DIRECTIONS » Write the data below out exactly as it stands. Do not include the pictures.

#### EXTRACTED ENTRIES

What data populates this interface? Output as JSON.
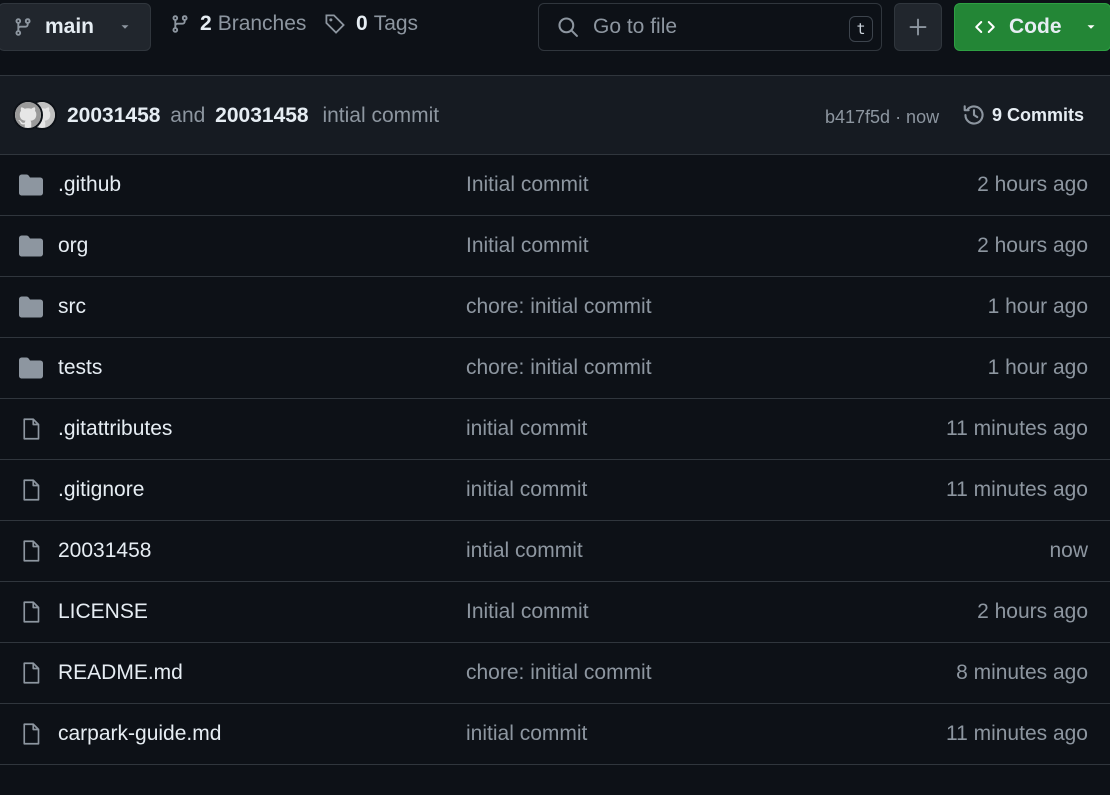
{
  "toolbar": {
    "branch": "main",
    "branches_count": "2",
    "branches_label": "Branches",
    "tags_count": "0",
    "tags_label": "Tags",
    "search_placeholder": "Go to file",
    "search_shortcut": "t",
    "code_label": "Code"
  },
  "commit": {
    "author1": "20031458",
    "and_text": "and",
    "author2": "20031458",
    "message": "intial commit",
    "sha": "b417f5d · now",
    "commits_label": "9 Commits"
  },
  "files": [
    {
      "type": "folder",
      "name": ".github",
      "message": "Initial commit",
      "age": "2 hours ago"
    },
    {
      "type": "folder",
      "name": "org",
      "message": "Initial commit",
      "age": "2 hours ago"
    },
    {
      "type": "folder",
      "name": "src",
      "message": "chore: initial commit",
      "age": "1 hour ago"
    },
    {
      "type": "folder",
      "name": "tests",
      "message": "chore: initial commit",
      "age": "1 hour ago"
    },
    {
      "type": "file",
      "name": ".gitattributes",
      "message": "initial commit",
      "age": "11 minutes ago"
    },
    {
      "type": "file",
      "name": ".gitignore",
      "message": "initial commit",
      "age": "11 minutes ago"
    },
    {
      "type": "file",
      "name": "20031458",
      "message": "intial commit",
      "age": "now"
    },
    {
      "type": "file",
      "name": "LICENSE",
      "message": "Initial commit",
      "age": "2 hours ago"
    },
    {
      "type": "file",
      "name": "README.md",
      "message": "chore: initial commit",
      "age": "8 minutes ago"
    },
    {
      "type": "file",
      "name": "carpark-guide.md",
      "message": "initial commit",
      "age": "11 minutes ago"
    }
  ],
  "colors": {
    "background": "#0d1117",
    "header_bg": "#161b22",
    "border": "#30363d",
    "muted": "#8d96a0",
    "code_button": "#238636",
    "folder_icon": "#8d96a0"
  }
}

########

YOUR SOLUTION »
What data populates this interface? Output as JSON.
{
  "toolbar": {
    "branch": "main",
    "branches_count": "2",
    "branches_label": "Branches",
    "tags_count": "0",
    "tags_label": "Tags",
    "search_placeholder": "Go to file",
    "search_shortcut": "t",
    "code_label": "Code"
  },
  "commit": {
    "author1": "20031458",
    "and_text": "and",
    "author2": "20031458",
    "message": "intial commit",
    "sha": "b417f5d · now",
    "commits_label": "9 Commits"
  },
  "files": [
    {
      "type": "folder",
      "name": ".github",
      "message": "Initial commit",
      "age": "2 hours ago"
    },
    {
      "type": "folder",
      "name": "org",
      "message": "Initial commit",
      "age": "2 hours ago"
    },
    {
      "type": "folder",
      "name": "src",
      "message": "chore: initial commit",
      "age": "1 hour ago"
    },
    {
      "type": "folder",
      "name": "tests",
      "message": "chore: initial commit",
      "age": "1 hour ago"
    },
    {
      "type": "file",
      "name": ".gitattributes",
      "message": "initial commit",
      "age": "11 minutes ago"
    },
    {
      "type": "file",
      "name": ".gitignore",
      "message": "initial commit",
      "age": "11 minutes ago"
    },
    {
      "type": "file",
      "name": "20031458",
      "message": "intial commit",
      "age": "now"
    },
    {
      "type": "file",
      "name": "LICENSE",
      "message": "Initial commit",
      "age": "2 hours ago"
    },
    {
      "type": "file",
      "name": "README.md",
      "message": "chore: initial commit",
      "age": "8 minutes ago"
    },
    {
      "type": "file",
      "name": "carpark-guide.md",
      "message": "initial commit",
      "age": "11 minutes ago"
    }
  ],
  "colors": {
    "background": "#0d1117",
    "header_bg": "#161b22",
    "border": "#30363d",
    "muted": "#8d96a0",
    "code_button": "#238636",
    "folder_icon": "#8d96a0"
  }
}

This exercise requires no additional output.